(Aim of the task) Provide the number of lines in the records that hold the string "Expression", without any other words.

START Material for this exercise

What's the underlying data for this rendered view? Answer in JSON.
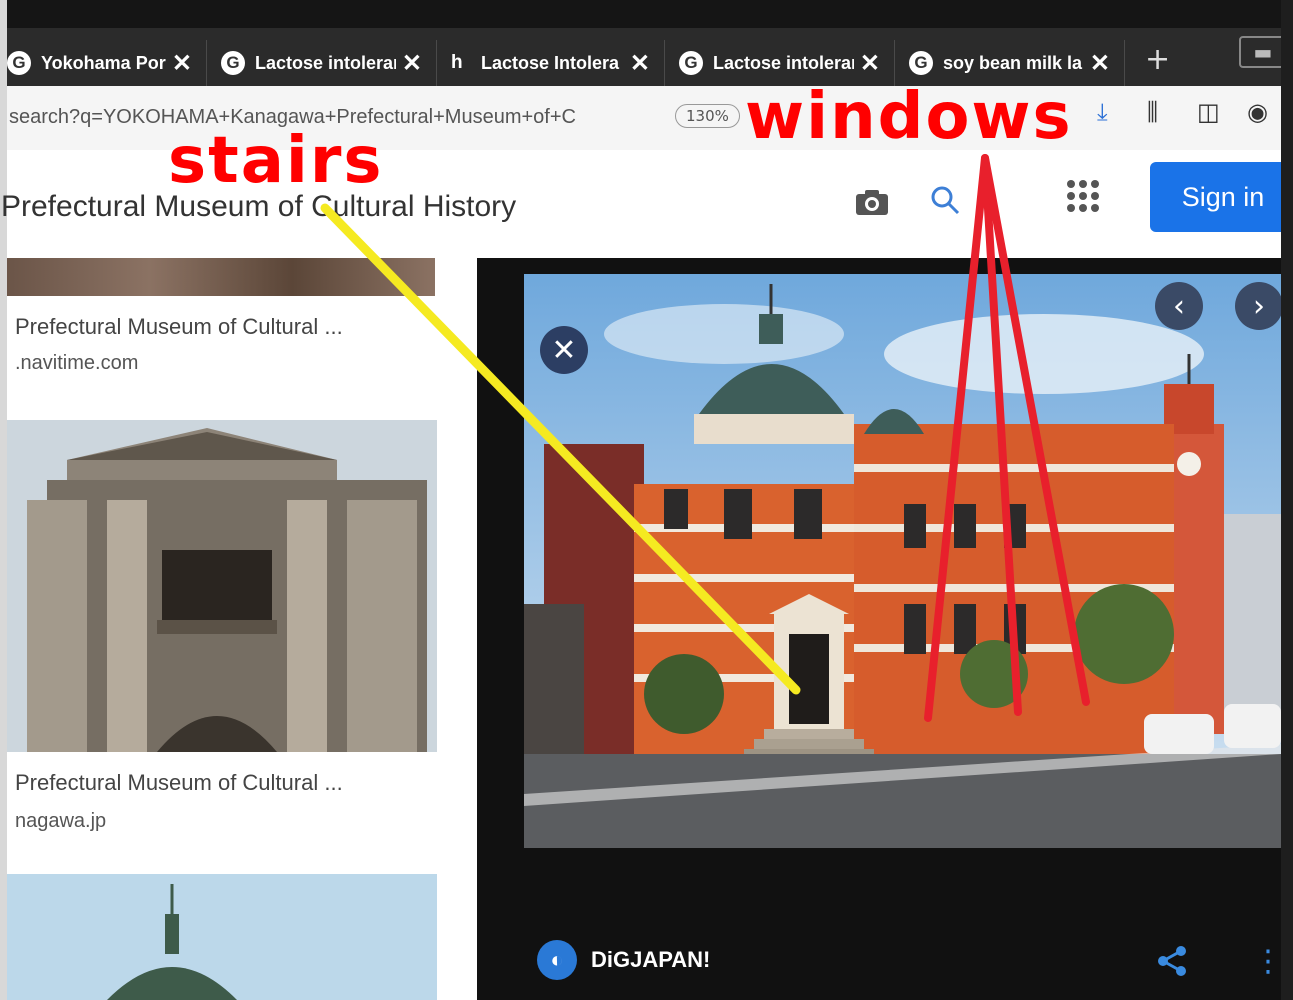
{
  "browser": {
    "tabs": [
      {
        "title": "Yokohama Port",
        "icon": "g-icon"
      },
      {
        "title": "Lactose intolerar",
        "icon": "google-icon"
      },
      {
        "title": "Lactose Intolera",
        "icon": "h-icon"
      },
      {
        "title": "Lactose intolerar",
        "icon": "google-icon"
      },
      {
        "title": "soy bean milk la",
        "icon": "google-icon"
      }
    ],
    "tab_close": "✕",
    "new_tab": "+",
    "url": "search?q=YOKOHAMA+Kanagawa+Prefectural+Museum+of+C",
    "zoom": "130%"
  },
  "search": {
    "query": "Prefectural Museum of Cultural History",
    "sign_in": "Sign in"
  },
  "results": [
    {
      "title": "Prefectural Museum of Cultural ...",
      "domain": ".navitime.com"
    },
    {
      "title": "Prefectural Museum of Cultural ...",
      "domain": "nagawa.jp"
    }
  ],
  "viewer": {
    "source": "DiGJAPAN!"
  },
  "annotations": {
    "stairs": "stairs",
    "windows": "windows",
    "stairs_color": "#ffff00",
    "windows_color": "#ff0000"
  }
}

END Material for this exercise
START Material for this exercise

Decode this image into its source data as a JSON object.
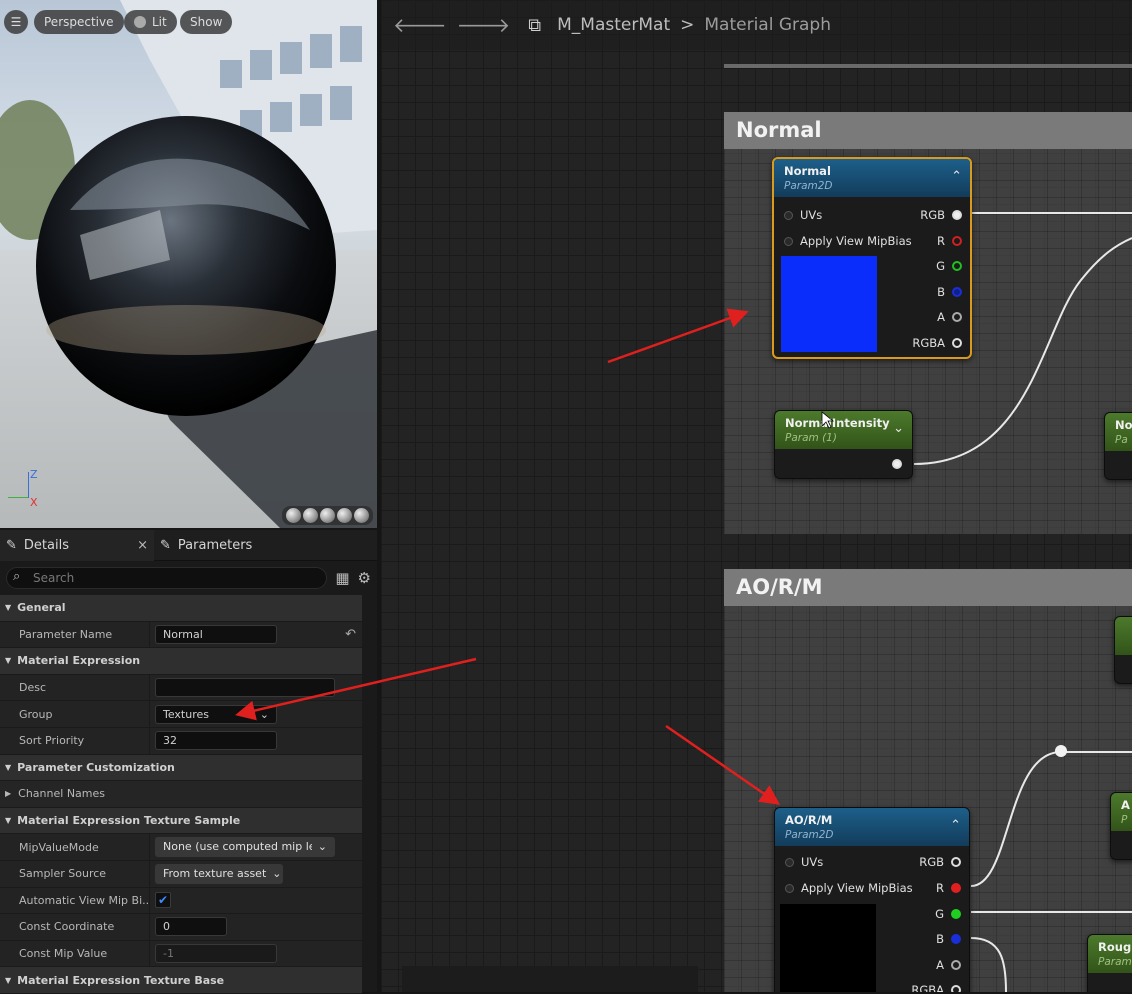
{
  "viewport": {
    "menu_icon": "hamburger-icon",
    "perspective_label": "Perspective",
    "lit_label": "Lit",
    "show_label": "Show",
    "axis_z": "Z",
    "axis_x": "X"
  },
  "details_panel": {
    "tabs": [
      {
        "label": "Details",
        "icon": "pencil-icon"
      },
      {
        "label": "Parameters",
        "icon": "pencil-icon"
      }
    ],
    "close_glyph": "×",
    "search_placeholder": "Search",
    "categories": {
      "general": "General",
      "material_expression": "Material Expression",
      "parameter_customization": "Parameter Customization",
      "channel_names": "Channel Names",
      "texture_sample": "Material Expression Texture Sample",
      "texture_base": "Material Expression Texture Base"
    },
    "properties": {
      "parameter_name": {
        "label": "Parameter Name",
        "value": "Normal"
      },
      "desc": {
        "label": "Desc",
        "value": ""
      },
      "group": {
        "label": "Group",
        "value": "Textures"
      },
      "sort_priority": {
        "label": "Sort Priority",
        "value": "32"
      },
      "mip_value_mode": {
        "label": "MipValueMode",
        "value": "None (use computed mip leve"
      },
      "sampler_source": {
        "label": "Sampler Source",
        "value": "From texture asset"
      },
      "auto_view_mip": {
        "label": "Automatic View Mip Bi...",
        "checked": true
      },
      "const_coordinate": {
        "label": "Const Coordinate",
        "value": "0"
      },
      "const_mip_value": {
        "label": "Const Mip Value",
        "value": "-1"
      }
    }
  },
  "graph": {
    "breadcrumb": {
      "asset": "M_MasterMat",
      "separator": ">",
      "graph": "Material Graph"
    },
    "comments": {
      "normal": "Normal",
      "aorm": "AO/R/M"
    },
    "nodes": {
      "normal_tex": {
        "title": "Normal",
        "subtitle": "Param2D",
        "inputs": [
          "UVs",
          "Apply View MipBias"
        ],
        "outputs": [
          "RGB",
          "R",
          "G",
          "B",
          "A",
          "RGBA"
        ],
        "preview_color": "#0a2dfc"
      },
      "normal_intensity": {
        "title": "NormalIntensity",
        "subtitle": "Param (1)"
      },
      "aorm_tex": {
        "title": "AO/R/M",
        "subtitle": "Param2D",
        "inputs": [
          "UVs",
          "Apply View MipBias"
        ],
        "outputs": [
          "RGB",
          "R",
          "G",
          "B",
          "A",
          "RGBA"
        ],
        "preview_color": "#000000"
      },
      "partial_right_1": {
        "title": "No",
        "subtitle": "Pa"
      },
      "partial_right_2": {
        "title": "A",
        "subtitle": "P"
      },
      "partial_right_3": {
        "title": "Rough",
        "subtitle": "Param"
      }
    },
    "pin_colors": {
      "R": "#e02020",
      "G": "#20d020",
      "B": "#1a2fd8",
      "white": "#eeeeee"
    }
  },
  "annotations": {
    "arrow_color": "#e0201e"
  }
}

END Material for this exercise

(Exercise result) 3